- 6.1: Viruses
- Viruses are generally ultramicroscopic, typically from 20 nm to 900 nm in length. Some large viruses have been found. Virions are acellular and consist of a nucleic acid, DNA or RNA, but not both, surrounded by a protein capsid. There may also be a phospholipid membrane surrounding the capsid. Viruses are obligate intracellular parasites.
- 6.2: The Viral Life Cycle
- Many viruses target specific hosts or tissues. Some may have more than one host. Many viruses follow several stages to infect host cells. These stages include attachment, penetration, uncoating, biosynthesis, maturation, and release. Bacteriophages have a lytic or lysogenic cycle. The lytic cycle leads to the death of the host, whereas the lysogenic cycle leads to integration of phage into the host genome.
- 6.3: Isolation, Culture, and Identification of Viruses
- Viral cultivation requires the presence of some form of host cell (whole organism, embryo, or cell culture). Viruses can be isolated from samples by filtration. Viral filtrate is a rich source of released virions. Bacteriophages are detected by presence of clear plaques on bacterial lawn. Animal and plant viruses are detected by cytopathic effects, molecular techniques (PCR, RT-PCR), enzyme immunoassays, and serological assays (hemagglutination assay, hemagglutination inhibition assay).
- 6.4: Viroids, Virusoids, and Prions

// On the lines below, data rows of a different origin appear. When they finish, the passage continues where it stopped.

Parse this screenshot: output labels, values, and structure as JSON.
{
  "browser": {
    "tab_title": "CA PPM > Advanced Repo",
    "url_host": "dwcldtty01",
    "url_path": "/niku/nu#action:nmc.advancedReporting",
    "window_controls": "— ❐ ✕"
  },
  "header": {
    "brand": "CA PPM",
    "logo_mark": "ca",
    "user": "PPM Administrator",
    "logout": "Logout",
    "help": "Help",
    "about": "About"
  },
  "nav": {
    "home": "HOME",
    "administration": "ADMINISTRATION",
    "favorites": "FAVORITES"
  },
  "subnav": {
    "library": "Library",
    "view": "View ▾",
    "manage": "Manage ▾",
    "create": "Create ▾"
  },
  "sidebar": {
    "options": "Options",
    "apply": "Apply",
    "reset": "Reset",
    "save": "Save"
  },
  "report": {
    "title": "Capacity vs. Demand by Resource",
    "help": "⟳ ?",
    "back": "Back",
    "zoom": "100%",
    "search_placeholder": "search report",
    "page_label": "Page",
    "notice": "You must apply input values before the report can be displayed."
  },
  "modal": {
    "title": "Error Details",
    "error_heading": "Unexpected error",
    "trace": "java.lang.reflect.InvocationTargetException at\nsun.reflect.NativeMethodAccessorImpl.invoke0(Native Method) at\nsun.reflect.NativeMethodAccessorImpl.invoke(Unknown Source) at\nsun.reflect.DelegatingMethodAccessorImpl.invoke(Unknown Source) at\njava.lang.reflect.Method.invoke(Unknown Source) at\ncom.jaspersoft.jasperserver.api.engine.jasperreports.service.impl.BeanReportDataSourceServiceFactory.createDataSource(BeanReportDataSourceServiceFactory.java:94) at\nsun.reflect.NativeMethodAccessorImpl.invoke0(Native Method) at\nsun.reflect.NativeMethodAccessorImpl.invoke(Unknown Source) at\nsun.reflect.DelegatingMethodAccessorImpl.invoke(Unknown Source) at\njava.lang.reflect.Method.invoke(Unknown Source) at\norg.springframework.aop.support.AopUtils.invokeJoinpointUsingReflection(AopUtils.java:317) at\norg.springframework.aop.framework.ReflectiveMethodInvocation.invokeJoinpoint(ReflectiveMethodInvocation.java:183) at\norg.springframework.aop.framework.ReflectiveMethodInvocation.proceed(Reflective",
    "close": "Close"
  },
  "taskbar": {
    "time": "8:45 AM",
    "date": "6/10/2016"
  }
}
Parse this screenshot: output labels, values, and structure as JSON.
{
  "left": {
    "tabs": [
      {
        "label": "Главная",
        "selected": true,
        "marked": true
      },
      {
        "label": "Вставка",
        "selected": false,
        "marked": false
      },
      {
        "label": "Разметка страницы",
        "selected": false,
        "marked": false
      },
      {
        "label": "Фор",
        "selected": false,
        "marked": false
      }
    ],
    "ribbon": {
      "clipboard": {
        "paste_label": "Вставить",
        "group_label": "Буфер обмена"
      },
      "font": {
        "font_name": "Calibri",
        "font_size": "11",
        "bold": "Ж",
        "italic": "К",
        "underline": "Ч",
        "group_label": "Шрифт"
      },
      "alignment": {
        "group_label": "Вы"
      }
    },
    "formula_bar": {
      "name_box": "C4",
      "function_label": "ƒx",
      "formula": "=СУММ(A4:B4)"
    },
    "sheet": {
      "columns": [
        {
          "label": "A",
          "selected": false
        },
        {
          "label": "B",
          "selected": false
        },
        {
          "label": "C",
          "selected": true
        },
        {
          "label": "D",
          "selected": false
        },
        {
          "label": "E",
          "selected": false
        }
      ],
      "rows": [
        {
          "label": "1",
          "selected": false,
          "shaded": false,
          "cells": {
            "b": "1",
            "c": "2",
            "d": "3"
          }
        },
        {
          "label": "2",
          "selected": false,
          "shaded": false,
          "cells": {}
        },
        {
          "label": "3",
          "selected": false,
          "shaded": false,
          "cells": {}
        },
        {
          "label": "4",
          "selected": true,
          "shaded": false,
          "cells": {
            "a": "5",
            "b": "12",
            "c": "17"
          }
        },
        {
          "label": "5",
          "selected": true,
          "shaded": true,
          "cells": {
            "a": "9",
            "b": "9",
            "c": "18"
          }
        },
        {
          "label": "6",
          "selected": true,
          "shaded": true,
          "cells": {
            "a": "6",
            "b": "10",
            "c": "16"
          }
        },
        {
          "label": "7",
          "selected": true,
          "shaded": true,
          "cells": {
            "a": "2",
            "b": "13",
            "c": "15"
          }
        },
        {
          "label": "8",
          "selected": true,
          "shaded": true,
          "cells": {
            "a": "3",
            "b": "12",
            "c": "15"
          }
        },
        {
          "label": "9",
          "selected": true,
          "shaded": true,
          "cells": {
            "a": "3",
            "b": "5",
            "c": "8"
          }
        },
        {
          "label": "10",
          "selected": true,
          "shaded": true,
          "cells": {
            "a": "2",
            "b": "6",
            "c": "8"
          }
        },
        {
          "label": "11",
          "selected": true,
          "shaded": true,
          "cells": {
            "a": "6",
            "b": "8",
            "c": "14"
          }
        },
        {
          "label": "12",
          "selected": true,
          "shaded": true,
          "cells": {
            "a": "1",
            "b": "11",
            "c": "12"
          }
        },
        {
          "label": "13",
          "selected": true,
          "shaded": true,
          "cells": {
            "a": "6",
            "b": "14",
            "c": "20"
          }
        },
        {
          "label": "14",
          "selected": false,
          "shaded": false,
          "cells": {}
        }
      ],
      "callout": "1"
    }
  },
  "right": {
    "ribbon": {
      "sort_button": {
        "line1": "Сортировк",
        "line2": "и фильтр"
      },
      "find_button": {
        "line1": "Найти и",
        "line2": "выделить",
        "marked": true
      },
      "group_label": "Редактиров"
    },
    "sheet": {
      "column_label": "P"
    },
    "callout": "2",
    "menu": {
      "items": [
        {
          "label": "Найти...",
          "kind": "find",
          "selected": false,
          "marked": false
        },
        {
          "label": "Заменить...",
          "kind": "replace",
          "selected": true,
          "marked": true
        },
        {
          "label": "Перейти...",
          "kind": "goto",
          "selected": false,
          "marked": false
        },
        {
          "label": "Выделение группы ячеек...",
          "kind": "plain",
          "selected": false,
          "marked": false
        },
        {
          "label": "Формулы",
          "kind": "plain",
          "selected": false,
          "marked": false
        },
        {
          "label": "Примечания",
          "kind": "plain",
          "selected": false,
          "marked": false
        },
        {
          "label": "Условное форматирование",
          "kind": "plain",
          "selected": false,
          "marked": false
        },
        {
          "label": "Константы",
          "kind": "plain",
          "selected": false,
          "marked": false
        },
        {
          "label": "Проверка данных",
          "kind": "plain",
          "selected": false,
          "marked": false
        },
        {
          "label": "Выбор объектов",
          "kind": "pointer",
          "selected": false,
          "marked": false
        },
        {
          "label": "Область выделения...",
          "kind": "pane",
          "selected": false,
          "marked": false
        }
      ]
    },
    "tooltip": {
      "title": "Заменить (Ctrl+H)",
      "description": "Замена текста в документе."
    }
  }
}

- Other acellular agents such as viroids, virusoids, and prions also cause diseases. Viroids consist of small, naked ssRNAs that cause diseases in plants. Virusoids are ssRNAs that require other helper viruses to establish an infection. Prions are proteinaceous infectious particles that cause transmissible spongiform encephalopathies. Prions are extremely resistant to chemicals, heat, and radiation.
Thumbnail: This colorized transmission electron microscopic (TEM) image revealed some of the ultrastructural morphology displayed by an Ebola virus virion. Image used with permission (Public Domain; Frederick A. Murphy via CDC).